> _Materials provided_:

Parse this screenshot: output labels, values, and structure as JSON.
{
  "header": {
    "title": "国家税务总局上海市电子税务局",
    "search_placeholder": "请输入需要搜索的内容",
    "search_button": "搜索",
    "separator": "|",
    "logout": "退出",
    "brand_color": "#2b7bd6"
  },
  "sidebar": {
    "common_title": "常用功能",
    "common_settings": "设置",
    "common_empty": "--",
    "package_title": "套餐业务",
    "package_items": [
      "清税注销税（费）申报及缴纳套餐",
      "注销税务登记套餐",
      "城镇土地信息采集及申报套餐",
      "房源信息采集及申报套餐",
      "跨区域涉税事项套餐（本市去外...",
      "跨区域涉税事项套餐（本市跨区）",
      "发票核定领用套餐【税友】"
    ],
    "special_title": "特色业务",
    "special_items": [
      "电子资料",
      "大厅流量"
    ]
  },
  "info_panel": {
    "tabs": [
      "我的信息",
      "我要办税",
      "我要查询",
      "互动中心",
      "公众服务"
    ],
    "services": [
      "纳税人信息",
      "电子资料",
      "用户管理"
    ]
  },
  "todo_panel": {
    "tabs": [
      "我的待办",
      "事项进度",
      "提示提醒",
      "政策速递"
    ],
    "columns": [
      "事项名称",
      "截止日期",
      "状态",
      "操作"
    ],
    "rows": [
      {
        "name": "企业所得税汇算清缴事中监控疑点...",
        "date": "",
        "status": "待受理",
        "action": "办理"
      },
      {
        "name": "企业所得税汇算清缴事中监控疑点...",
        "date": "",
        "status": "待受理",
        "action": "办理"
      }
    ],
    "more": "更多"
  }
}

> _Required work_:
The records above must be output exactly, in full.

> _Answer to this task_:
Parse this screenshot: output labels, values, and structure as JSON.
{
  "header": {
    "title": "国家税务总局上海市电子税务局",
    "search_placeholder": "请输入需要搜索的内容",
    "search_button": "搜索",
    "separator": "|",
    "logout": "退出",
    "brand_color": "#2b7bd6"
  },
  "sidebar": {
    "common_title": "常用功能",
    "common_settings": "设置",
    "common_empty": "--",
    "package_title": "套餐业务",
    "package_items": [
      "清税注销税（费）申报及缴纳套餐",
      "注销税务登记套餐",
      "城镇土地信息采集及申报套餐",
      "房源信息采集及申报套餐",
      "跨区域涉税事项套餐（本市去外...",
      "跨区域涉税事项套餐（本市跨区）",
      "发票核定领用套餐【税友】"
    ],
    "special_title": "特色业务",
    "special_items": [
      "电子资料",
      "大厅流量"
    ]
  },
  "info_panel": {
    "tabs": [
      "我的信息",
      "我要办税",
      "我要查询",
      "互动中心",
      "公众服务"
    ],
    "services": [
      "纳税人信息",
      "电子资料",
      "用户管理"
    ]
  },
  "todo_panel": {
    "tabs": [
      "我的待办",
      "事项进度",
      "提示提醒",
      "政策速递"
    ],
    "columns": [
      "事项名称",
      "截止日期",
      "状态",
      "操作"
    ],
    "rows": [
      {
        "name": "企业所得税汇算清缴事中监控疑点...",
        "date": "",
        "status": "待受理",
        "action": "办理"
      },
      {
        "name": "企业所得税汇算清缴事中监控疑点...",
        "date": "",
        "status": "待受理",
        "action": "办理"
      }
    ],
    "more": "更多"
  }
}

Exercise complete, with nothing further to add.